### Exercise data
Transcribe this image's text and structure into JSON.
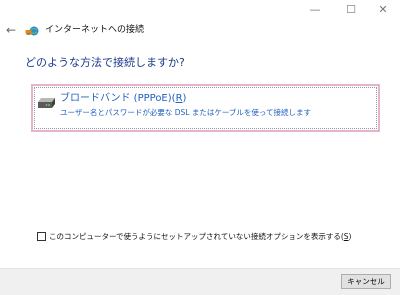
{
  "window": {
    "minimize_glyph": "—",
    "maximize_glyph": "☐",
    "close_glyph": "✕"
  },
  "nav": {
    "back_glyph": "←",
    "title": "インターネットへの接続",
    "icon": "network-globe-icon"
  },
  "main": {
    "heading": "どのような方法で接続しますか?",
    "option": {
      "title": "ブロードバンド (PPPoE)(",
      "accesskey": "R",
      "title_end": ")",
      "description": "ユーザー名とパスワードが必要な DSL またはケーブルを使って接続します",
      "icon": "broadband-modem-icon"
    },
    "checkbox": {
      "checked": false,
      "label_prefix": "このコンピューターで使うようにセットアップされていない接続オプションを表示する(",
      "accesskey": "S",
      "label_suffix": ")"
    }
  },
  "footer": {
    "cancel_label": "キャンセル"
  },
  "colors": {
    "heading": "#1c3a8a",
    "link": "#1f5fc0",
    "option_border": "#e6b3cd"
  }
}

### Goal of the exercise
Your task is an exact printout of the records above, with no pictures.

### Task result
Transcribe this image's text and structure into JSON.
{
  "window": {
    "minimize_glyph": "—",
    "maximize_glyph": "☐",
    "close_glyph": "✕"
  },
  "nav": {
    "back_glyph": "←",
    "title": "インターネットへの接続",
    "icon": "network-globe-icon"
  },
  "main": {
    "heading": "どのような方法で接続しますか?",
    "option": {
      "title": "ブロードバンド (PPPoE)(",
      "accesskey": "R",
      "title_end": ")",
      "description": "ユーザー名とパスワードが必要な DSL またはケーブルを使って接続します",
      "icon": "broadband-modem-icon"
    },
    "checkbox": {
      "checked": false,
      "label_prefix": "このコンピューターで使うようにセットアップされていない接続オプションを表示する(",
      "accesskey": "S",
      "label_suffix": ")"
    }
  },
  "footer": {
    "cancel_label": "キャンセル"
  },
  "colors": {
    "heading": "#1c3a8a",
    "link": "#1f5fc0",
    "option_border": "#e6b3cd"
  }
}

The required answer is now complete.